**Goal of the exercise**
Where does the string "label" occur in the entries below? Copy every line where it does.

**Data to examine**
=== Section Start ===
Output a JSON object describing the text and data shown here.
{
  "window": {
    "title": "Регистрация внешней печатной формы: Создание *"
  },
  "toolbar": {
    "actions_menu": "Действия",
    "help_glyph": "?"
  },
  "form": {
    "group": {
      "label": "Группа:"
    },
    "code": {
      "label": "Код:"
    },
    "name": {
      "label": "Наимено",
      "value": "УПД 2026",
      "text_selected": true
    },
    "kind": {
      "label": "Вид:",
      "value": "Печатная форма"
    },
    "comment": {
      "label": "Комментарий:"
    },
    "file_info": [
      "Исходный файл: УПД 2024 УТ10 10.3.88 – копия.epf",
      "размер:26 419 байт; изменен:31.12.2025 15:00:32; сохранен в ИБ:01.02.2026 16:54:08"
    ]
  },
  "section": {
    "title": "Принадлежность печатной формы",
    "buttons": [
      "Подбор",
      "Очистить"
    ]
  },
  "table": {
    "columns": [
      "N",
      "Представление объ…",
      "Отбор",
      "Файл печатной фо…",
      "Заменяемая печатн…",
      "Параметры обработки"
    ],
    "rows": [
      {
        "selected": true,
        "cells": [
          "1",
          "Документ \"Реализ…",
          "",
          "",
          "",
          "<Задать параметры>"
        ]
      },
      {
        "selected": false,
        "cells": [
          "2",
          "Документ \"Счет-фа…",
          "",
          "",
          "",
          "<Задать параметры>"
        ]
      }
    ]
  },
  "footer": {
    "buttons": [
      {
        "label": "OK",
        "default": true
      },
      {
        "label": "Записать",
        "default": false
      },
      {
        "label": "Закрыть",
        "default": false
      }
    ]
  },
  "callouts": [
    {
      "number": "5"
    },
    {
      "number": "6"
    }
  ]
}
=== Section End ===
**The completed task**
      "label": "Группа:"
      "label": "Код:"
      "label": "Наимено",
      "label": "Вид:",
      "label": "Комментарий:"
        "label": "OK",
        "label": "Записать",
        "label": "Закрыть",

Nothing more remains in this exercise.